(Interface dataset entries)
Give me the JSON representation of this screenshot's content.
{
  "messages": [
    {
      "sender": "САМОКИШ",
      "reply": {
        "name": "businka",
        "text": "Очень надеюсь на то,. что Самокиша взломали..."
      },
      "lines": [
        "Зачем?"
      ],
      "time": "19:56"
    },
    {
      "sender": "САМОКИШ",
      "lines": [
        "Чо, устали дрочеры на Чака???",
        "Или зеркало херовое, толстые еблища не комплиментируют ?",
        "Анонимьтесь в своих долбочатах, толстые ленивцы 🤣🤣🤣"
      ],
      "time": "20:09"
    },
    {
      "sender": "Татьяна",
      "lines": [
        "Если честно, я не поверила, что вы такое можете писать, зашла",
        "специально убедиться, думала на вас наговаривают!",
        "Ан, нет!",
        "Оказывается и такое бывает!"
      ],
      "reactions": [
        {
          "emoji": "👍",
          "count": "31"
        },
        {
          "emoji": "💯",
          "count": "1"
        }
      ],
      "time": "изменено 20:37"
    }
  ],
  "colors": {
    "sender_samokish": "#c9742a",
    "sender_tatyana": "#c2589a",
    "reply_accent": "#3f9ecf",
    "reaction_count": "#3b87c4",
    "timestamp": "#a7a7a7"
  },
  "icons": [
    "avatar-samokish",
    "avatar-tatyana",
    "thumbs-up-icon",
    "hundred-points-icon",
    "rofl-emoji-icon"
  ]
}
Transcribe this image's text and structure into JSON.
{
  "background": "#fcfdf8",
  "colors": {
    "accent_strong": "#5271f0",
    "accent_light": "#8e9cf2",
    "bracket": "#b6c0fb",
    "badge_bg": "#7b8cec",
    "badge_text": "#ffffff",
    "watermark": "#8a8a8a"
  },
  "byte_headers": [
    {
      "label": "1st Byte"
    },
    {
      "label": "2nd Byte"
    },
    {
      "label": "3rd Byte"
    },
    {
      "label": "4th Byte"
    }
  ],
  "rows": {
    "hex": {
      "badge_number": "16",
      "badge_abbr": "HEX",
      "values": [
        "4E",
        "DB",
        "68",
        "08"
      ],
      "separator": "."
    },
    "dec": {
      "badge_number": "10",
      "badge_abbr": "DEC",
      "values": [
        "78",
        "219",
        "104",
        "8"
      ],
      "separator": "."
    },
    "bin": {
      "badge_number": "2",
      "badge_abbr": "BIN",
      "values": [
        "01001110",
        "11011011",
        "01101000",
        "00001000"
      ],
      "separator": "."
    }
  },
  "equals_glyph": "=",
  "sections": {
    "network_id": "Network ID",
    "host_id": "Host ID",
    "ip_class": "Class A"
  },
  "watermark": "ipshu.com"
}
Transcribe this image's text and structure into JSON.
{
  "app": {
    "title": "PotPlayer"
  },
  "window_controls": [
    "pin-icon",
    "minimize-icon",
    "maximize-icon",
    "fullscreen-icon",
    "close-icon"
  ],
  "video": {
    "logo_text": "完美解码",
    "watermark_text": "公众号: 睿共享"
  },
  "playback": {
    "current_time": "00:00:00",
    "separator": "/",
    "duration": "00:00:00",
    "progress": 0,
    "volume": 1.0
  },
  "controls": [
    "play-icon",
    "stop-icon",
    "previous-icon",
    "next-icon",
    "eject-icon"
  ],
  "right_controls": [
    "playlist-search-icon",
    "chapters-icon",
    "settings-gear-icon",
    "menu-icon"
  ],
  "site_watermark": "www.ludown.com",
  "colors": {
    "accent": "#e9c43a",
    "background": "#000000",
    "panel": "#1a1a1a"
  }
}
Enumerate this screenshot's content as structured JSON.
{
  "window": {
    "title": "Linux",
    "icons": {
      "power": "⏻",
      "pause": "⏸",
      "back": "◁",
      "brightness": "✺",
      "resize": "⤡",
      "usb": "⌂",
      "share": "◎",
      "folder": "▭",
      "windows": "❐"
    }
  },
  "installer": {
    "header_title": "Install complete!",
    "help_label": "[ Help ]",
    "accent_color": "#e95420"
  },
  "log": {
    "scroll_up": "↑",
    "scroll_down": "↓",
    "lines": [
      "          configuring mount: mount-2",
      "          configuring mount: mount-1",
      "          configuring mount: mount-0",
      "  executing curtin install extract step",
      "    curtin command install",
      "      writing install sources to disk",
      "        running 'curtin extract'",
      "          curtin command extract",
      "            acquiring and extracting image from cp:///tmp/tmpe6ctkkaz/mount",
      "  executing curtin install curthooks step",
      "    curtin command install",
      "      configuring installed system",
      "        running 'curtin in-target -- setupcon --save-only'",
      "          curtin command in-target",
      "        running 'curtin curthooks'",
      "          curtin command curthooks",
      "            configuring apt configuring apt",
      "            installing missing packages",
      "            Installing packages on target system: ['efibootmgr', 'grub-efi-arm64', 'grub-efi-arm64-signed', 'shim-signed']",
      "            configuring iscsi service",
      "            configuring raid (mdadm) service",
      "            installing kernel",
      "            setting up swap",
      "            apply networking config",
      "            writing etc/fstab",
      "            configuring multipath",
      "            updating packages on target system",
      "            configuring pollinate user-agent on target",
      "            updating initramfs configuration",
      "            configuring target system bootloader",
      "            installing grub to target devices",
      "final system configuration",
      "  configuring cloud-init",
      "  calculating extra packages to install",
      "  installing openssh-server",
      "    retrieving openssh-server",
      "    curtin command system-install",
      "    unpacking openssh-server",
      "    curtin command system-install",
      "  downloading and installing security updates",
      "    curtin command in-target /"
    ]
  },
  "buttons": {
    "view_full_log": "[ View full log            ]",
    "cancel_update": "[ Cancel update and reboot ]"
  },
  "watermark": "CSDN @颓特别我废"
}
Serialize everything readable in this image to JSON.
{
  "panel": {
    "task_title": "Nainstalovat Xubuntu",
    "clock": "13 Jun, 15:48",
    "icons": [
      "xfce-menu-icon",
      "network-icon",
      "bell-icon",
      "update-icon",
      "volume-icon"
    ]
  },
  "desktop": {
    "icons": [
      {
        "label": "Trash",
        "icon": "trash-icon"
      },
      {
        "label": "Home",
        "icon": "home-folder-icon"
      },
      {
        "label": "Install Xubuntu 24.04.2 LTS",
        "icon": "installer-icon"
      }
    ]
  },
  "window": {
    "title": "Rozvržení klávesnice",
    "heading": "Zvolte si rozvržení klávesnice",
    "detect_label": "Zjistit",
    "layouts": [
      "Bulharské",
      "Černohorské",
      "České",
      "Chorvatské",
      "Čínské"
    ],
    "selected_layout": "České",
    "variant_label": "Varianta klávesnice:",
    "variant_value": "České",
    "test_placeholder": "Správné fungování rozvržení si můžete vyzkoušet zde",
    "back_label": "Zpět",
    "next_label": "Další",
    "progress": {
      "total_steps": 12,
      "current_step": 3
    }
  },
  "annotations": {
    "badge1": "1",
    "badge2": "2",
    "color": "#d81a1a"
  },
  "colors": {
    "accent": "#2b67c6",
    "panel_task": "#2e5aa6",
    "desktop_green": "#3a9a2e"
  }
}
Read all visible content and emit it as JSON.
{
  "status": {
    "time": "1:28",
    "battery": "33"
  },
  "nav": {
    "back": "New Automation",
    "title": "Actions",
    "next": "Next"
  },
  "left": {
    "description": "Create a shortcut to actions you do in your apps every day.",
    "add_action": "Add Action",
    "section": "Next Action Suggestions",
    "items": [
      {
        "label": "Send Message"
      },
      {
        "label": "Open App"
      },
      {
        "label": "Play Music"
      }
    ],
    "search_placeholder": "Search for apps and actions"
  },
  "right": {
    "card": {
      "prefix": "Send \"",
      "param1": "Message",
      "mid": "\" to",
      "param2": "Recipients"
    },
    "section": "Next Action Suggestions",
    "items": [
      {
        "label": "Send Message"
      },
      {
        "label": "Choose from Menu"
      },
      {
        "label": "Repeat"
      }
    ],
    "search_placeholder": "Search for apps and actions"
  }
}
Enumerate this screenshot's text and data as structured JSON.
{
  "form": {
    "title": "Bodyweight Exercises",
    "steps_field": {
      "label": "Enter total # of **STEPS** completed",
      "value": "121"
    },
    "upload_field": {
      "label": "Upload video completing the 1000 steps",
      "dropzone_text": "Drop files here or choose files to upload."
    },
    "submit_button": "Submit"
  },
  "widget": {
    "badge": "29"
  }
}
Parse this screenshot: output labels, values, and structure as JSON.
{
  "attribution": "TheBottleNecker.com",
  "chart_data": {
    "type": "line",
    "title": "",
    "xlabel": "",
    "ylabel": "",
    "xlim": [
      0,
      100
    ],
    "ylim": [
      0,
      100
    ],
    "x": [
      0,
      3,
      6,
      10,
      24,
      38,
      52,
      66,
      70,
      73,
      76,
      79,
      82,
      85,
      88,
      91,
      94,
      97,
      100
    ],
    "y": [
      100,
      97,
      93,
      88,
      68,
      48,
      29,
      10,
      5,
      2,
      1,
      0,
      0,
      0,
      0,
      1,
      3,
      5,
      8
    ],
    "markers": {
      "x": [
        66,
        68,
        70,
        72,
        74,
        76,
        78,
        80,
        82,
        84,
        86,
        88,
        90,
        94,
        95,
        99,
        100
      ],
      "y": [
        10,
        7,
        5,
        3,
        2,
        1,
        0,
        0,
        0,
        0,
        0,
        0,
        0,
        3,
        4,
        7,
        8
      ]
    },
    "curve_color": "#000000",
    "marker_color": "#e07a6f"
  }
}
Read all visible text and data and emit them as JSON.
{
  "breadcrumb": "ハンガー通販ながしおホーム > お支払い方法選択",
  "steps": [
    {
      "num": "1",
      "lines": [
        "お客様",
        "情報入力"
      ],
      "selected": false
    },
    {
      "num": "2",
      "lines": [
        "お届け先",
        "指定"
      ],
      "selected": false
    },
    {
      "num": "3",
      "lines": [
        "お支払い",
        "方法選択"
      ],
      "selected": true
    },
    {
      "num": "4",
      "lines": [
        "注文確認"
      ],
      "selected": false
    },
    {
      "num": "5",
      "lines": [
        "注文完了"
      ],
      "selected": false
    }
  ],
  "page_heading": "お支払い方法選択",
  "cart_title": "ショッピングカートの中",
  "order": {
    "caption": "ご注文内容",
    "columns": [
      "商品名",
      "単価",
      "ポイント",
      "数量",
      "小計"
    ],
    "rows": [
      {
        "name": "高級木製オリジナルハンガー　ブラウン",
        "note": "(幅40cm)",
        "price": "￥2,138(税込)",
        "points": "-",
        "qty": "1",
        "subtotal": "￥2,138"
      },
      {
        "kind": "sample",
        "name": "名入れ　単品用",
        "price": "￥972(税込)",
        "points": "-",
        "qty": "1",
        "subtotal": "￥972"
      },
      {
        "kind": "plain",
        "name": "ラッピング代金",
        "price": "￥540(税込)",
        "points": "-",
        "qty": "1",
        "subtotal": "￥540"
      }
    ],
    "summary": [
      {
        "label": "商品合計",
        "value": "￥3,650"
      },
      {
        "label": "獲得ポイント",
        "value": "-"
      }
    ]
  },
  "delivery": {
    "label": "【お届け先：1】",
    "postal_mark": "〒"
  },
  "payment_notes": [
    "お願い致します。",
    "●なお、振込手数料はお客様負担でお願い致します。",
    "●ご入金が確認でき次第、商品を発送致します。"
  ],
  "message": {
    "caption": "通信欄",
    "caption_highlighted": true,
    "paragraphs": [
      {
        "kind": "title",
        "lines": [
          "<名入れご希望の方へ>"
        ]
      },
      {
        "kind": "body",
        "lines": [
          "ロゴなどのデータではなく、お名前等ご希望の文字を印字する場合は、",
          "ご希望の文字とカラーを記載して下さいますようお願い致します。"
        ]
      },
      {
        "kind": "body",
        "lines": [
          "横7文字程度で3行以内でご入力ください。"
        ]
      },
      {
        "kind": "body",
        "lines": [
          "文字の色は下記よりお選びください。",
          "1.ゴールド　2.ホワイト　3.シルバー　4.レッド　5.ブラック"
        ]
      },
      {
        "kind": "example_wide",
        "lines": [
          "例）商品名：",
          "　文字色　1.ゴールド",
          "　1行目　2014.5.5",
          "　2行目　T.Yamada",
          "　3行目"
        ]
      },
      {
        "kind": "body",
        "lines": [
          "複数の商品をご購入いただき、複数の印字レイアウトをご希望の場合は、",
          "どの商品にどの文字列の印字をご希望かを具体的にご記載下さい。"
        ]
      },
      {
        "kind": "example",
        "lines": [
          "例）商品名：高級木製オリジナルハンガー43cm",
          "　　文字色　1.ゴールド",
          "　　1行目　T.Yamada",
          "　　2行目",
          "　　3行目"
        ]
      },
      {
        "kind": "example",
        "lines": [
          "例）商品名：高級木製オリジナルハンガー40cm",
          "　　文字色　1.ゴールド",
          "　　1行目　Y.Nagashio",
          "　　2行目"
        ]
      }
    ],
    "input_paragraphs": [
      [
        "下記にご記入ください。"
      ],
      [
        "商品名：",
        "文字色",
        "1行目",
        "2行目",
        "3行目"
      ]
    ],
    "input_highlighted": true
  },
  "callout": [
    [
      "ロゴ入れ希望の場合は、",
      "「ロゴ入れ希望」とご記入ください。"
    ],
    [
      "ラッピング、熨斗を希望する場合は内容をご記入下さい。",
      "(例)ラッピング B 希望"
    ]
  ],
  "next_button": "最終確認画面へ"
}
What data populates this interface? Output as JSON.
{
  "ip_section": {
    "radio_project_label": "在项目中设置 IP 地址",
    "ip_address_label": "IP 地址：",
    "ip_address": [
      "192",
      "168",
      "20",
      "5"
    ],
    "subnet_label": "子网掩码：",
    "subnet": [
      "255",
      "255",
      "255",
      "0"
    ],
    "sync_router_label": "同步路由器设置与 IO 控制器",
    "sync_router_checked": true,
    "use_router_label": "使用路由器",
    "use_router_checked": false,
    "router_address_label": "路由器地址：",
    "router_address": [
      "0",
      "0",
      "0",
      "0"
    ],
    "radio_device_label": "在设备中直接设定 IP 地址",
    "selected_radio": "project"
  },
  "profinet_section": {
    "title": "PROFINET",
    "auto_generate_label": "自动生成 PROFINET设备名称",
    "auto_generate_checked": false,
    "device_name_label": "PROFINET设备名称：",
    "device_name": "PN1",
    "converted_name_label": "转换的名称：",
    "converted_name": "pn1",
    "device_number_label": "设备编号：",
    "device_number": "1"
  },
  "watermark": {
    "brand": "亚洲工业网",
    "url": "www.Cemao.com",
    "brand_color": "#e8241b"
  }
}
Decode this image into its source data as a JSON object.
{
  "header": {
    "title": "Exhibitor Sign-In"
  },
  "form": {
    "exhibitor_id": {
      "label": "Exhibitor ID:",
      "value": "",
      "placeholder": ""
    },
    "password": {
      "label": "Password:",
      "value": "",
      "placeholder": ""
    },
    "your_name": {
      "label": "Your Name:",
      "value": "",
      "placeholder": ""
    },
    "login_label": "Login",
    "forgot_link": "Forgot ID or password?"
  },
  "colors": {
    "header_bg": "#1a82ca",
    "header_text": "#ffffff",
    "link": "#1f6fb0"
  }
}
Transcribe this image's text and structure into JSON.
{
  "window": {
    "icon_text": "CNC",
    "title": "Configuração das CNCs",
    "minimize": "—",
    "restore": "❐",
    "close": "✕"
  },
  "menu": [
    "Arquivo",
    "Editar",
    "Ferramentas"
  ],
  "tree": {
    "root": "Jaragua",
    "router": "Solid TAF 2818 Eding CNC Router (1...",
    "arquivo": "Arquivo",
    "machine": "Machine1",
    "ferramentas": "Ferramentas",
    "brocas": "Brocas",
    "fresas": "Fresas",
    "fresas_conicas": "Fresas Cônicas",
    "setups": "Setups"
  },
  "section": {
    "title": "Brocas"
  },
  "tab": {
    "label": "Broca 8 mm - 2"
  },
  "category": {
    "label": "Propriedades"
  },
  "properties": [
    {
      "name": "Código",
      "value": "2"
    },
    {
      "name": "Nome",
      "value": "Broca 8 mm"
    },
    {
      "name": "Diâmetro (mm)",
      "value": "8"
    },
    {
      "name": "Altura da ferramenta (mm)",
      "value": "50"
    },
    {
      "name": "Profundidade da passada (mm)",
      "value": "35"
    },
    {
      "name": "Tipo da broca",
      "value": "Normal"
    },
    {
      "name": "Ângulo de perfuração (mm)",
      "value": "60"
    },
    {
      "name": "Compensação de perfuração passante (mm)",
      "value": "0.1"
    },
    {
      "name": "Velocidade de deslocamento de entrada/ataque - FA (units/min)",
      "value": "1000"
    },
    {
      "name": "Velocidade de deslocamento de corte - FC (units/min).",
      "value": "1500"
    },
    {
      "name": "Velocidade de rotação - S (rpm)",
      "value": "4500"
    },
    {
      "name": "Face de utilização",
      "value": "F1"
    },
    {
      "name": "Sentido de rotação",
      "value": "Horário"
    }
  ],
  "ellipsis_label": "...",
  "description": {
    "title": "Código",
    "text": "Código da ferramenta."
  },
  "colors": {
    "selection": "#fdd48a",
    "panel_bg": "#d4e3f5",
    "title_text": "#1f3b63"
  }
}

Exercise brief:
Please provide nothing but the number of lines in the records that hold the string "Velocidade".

Output below:
3